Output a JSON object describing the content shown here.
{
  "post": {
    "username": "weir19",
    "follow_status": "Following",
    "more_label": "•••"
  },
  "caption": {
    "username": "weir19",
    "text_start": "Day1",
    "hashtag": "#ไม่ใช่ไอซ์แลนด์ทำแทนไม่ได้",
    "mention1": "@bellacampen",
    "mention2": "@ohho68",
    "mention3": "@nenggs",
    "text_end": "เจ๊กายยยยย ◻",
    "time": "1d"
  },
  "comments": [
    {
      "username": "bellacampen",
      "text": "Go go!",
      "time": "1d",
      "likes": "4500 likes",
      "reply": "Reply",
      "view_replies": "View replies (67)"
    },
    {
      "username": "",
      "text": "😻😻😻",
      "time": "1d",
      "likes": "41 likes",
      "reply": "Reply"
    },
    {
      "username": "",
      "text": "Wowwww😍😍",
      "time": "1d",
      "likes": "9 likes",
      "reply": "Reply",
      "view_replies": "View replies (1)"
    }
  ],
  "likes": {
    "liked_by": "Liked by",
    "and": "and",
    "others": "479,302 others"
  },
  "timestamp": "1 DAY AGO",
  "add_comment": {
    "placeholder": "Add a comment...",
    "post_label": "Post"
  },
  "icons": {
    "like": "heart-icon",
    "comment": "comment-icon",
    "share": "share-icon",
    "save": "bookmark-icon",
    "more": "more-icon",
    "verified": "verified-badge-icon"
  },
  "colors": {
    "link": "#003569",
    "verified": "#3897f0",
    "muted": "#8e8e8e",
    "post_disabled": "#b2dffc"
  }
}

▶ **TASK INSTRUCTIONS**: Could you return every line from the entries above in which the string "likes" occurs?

▶ **WRITTEN RESPONSE**:
      "likes": "4500 likes",
      "likes": "41 likes",
      "likes": "9 likes",
  "likes": {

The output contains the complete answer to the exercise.